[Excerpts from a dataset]
□ □ □ □
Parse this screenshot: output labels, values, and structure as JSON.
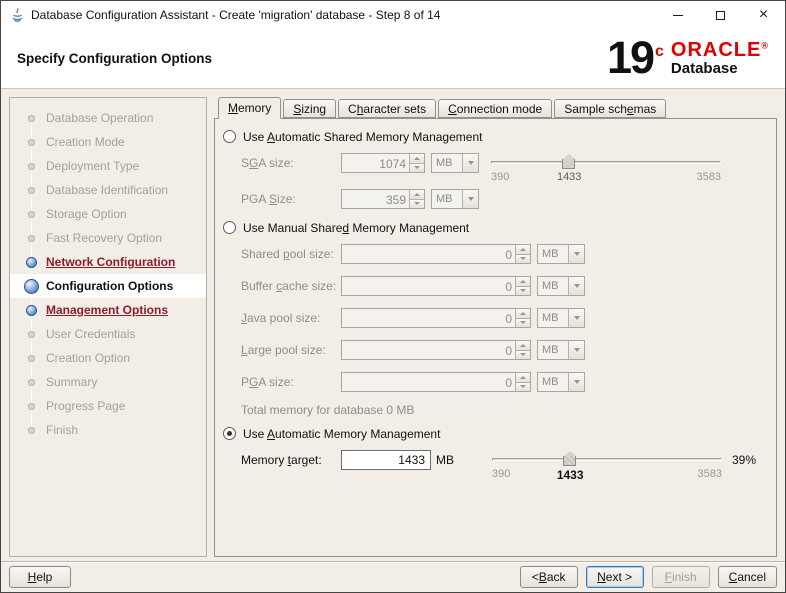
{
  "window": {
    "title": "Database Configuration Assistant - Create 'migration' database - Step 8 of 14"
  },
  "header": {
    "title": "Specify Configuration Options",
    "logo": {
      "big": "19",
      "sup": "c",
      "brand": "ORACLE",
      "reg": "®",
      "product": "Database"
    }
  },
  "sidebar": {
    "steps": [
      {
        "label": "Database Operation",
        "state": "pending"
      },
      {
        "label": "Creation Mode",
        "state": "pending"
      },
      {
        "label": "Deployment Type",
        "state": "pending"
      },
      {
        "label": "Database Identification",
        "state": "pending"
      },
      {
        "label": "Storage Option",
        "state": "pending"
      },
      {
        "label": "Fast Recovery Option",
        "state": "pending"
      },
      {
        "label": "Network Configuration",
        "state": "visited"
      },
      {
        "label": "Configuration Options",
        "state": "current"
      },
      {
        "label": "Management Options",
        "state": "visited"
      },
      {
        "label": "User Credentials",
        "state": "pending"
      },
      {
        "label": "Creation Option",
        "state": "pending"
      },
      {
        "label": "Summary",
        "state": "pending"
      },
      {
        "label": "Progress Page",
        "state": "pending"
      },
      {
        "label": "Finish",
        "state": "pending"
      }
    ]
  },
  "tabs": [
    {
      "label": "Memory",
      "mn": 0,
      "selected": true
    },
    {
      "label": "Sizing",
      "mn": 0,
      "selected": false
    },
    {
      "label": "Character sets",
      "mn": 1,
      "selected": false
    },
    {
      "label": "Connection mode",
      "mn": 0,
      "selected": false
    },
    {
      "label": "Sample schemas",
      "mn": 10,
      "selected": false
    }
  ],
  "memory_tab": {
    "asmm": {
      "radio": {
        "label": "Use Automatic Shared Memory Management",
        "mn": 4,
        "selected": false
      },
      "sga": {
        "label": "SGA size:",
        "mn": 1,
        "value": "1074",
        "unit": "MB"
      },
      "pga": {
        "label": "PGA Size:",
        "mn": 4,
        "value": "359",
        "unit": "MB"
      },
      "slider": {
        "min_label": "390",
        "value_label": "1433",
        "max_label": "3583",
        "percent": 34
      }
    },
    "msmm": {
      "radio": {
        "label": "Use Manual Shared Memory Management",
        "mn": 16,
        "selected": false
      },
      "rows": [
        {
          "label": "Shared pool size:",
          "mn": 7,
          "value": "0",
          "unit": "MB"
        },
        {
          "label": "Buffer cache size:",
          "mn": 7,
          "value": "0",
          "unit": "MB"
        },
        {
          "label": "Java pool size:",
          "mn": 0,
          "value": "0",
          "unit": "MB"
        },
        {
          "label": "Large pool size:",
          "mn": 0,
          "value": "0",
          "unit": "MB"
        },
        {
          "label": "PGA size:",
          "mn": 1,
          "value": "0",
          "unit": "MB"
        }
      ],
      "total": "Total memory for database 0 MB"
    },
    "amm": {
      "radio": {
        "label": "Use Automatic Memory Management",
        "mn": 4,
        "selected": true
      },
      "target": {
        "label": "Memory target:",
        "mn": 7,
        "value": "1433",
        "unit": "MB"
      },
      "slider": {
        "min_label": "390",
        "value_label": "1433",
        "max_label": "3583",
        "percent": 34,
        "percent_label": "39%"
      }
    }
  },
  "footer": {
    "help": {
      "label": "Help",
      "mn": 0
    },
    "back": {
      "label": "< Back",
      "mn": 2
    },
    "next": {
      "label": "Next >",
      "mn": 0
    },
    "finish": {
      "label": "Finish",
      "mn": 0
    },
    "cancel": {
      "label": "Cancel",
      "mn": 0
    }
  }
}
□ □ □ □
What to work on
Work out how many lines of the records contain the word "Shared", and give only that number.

Solution for this task
3